Top of Material to process
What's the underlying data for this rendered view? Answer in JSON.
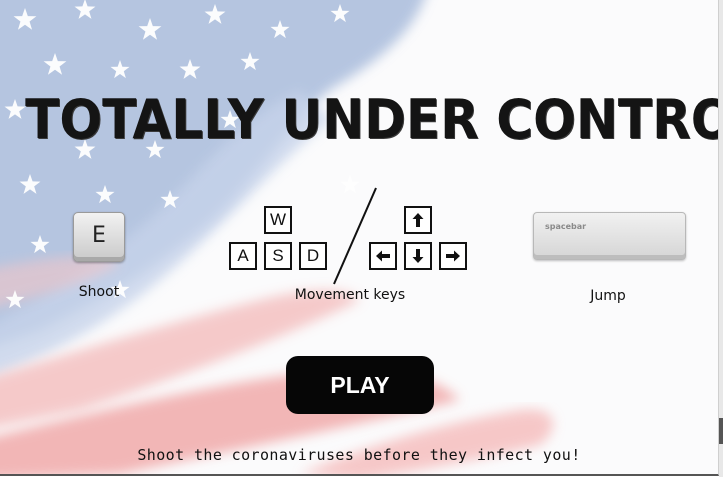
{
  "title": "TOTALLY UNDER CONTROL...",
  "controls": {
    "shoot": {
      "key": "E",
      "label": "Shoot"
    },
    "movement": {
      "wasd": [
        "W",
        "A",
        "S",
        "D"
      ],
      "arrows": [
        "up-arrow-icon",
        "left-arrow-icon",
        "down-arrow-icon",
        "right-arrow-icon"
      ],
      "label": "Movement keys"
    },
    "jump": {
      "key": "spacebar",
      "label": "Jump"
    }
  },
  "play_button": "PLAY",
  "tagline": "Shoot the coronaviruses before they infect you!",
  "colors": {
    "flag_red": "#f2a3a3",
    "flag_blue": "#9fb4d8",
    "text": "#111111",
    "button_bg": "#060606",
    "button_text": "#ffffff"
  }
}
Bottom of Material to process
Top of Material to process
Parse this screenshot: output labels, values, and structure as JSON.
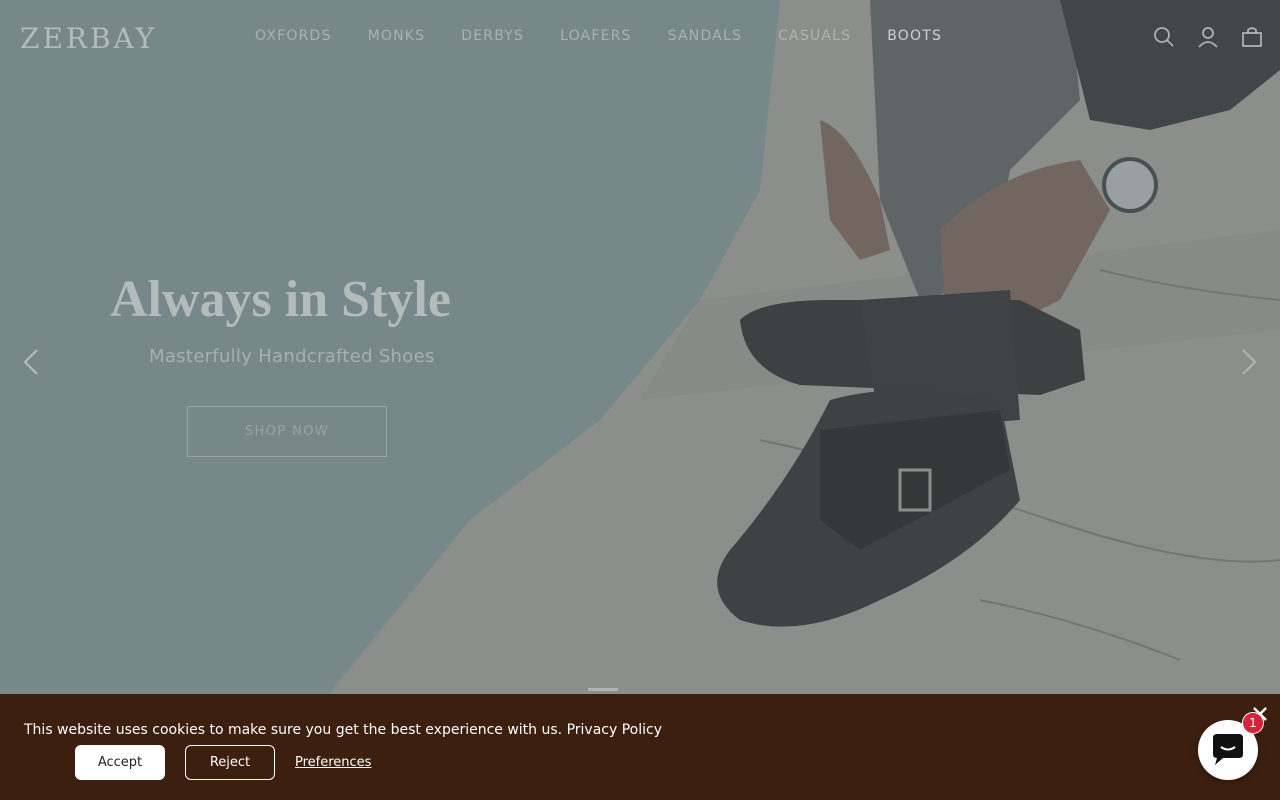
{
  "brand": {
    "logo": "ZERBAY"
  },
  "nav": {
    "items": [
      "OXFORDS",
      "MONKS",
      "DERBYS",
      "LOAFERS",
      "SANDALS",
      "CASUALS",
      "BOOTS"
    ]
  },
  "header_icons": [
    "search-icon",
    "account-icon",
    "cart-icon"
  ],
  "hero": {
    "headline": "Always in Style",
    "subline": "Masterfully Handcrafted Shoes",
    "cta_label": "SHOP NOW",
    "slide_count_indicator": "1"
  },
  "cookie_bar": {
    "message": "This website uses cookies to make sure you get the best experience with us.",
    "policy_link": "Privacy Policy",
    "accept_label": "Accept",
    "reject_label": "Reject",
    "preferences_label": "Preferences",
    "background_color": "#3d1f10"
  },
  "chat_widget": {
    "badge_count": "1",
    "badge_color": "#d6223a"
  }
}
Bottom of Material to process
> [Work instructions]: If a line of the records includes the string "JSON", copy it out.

> [Solution to this exercise]:
What's the underlying data for this rendered view? Answer in JSON.
Parse this screenshot: output labels, values, and structure as JSON.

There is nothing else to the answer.